  3. Manufacturers and importers of appliances and other consumer and industrial products can mitigate enforcement risk by refamiliarizing themselves with the energy and water efficiency regime and conducting internal compliance audits.

As the Biden Administration enters its third year, now with a party split in Congress, it seems likely that the Administration will redouble its focus on executive branch regulatory tools that can be used to achieve energy-related policy objectives, including with respect to energy efficiency and reducing carbon emissions. For manufacturers and importers of appliances and certain other consumer, lighting, plumbing and commercial and industrial products, that means the potential for additional scrutiny of their products’ compliance with the Department of Energy’s (DOE) conservation standards for energy and water efficiency. It also likely means a commensurate increase in DOE enforcement activity for non-compliance with the applicable efficiency standards or the associated test procedures required to demonstrate compliance, as well as registration and labeling requirements. Given the magnitude of the penalties associated with violating efficiency standards, currently $503 per violation, which can quickly run into multiple millions of dollars across noncompliant units, manufacturers and importers should consider refamiliarizing themselves with DOE’s conservation standards regime.

Continue Reading Appliance Manufacturers and Importers Should Prepare for Increased DOE Enforcement Activity in 2023

The second half of 2022 proceeded much like the first, with manufacturers busy navigating recalls and related litigation, although not necessarily in that order.

Philips CPAP/ BiPAP Machines Still Under Fire

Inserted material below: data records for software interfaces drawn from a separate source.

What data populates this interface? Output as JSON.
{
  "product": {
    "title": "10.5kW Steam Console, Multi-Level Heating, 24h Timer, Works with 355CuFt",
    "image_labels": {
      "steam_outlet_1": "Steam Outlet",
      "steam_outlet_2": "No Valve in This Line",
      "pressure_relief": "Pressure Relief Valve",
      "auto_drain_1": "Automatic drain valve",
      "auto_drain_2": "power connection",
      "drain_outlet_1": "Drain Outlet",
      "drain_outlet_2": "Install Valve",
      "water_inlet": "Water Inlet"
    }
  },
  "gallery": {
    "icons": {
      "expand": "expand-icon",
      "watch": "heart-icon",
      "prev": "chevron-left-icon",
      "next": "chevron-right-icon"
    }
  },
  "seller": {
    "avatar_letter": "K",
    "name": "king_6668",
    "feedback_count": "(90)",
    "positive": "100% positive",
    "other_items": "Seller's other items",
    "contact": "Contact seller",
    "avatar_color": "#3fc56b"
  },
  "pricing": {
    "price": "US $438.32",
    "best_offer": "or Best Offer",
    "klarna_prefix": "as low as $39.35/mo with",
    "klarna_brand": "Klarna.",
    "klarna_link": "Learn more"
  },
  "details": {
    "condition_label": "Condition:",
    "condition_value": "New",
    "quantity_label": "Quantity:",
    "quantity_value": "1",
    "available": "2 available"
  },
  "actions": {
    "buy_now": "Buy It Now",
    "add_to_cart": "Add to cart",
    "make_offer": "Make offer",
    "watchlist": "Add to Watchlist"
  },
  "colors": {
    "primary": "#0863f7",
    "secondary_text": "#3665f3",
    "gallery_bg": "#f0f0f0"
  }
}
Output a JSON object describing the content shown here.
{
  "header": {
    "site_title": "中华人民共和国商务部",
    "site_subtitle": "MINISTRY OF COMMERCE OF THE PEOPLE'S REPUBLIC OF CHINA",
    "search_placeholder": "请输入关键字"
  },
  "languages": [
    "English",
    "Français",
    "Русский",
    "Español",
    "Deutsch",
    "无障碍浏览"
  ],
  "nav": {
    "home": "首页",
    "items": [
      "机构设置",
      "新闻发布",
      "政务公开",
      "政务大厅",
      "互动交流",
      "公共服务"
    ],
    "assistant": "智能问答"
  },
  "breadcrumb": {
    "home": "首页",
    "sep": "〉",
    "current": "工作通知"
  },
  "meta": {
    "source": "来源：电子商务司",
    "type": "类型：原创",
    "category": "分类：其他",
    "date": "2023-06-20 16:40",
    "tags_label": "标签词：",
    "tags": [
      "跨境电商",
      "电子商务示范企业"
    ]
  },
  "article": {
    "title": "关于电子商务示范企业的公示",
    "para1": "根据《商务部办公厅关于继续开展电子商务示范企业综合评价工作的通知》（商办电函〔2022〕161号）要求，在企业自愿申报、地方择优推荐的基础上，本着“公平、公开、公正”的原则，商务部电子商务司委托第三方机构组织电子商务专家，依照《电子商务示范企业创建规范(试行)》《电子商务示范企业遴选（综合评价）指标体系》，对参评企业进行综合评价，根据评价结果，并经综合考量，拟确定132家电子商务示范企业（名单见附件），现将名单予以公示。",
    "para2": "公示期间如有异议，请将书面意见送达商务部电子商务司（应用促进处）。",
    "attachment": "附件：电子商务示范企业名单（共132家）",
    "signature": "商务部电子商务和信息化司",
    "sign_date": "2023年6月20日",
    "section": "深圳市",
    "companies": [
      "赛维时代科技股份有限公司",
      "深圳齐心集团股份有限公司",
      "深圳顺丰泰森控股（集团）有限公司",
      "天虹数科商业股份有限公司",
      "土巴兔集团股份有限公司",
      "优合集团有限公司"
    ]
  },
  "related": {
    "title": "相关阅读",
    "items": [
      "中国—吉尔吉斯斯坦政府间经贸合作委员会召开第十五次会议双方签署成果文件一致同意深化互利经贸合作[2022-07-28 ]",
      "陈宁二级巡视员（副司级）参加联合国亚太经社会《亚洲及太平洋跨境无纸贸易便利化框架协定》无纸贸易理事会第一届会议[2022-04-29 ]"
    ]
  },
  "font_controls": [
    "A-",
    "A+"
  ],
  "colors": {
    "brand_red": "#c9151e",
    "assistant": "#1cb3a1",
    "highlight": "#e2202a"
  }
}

Philips is still battling an onslaught of cases stemming from a June 2021 recall of CPAP and BiPAP breathing machines, including a consolidated consumer class action, In re Philips Recalled CPAP, Bi-Level PAP, & Mechanical Ventilator Products Liability Litigation, No. 2:21-mc-01230 (W.D. Pa.), MDL No. 3014, and a medical device supplier suitBaird Respiratory Therapy, Inc. v. Philips, 2:22-cv-00886 (E.D. Pa.). Since early 2021, there have been reports of over 260 deaths and thousands of health problems associated with the degrading polyurethane foam found in these devices, which was used inside millions of CPAP and BiPAP machines for over a decade. Philips claims that it has produced over 3.95 million repair kits and replacement devices to date and continues to research potential health risks to users from its machines. Despite these efforts, its legal troubles will continue into 2023, with even more consumer-facing lawsuits, including Braverman v. Koninklijke Philips N.V., No. 2:22-cv-7927, which was first filed at the end of December 2022 in the U.S. District Court for the Eastern District of New York and is one of the first CPAP/BiPAP suits to allege the inhalation of the toxic foam particles caused mouth and tongue cancer.

Continue Reading Recall Litigation Report: Year in Review (2022)

The FTC kicked off the holiday season analyzing data on fraudulent online shopping, cryptocurrency, and employment advertisements that are popular on social media. The Commission also announced updates to the Eyeglass Rule while also announcing the public comment period for potential updates to the Green Guides. These stories and more after the jump.

Continue Reading FTC Updates (December 5 – December 16, 2022)